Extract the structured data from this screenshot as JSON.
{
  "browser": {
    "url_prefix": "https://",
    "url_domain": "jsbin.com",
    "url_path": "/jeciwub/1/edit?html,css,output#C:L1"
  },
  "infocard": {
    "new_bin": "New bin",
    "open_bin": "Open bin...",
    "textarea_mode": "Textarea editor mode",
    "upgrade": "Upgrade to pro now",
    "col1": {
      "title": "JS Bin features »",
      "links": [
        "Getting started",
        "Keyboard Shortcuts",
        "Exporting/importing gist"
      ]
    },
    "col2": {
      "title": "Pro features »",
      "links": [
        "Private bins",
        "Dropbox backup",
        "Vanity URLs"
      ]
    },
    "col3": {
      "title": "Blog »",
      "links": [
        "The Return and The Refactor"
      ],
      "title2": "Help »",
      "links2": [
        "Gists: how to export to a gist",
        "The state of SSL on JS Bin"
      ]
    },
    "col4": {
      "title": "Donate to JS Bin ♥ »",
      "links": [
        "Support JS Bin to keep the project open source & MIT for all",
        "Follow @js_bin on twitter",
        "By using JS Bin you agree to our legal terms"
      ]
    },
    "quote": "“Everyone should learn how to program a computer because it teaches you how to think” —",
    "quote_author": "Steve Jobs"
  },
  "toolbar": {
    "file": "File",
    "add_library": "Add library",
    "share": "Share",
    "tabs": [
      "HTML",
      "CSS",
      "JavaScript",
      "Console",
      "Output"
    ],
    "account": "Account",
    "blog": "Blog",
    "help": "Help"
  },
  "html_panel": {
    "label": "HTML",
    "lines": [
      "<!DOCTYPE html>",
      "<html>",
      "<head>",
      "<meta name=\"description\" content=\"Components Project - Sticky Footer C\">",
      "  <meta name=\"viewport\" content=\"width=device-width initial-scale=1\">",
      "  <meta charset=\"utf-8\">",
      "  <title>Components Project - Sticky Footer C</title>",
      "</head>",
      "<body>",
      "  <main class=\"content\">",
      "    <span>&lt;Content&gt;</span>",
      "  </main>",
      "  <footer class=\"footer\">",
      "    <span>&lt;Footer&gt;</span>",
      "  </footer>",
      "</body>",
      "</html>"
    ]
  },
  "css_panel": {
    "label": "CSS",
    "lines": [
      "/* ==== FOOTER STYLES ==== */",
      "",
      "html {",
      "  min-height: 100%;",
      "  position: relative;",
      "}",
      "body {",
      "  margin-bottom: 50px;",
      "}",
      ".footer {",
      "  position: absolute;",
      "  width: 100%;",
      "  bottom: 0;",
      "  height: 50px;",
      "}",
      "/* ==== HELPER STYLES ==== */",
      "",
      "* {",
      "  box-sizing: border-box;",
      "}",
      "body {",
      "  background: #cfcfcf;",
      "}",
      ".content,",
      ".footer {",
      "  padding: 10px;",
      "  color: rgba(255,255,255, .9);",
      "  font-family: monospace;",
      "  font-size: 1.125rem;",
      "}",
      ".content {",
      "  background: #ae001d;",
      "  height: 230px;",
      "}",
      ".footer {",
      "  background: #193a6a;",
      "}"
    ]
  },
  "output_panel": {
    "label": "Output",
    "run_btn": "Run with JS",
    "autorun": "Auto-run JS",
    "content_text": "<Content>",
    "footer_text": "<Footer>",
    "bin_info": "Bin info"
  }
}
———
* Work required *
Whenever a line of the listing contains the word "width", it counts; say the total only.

* Solution *
2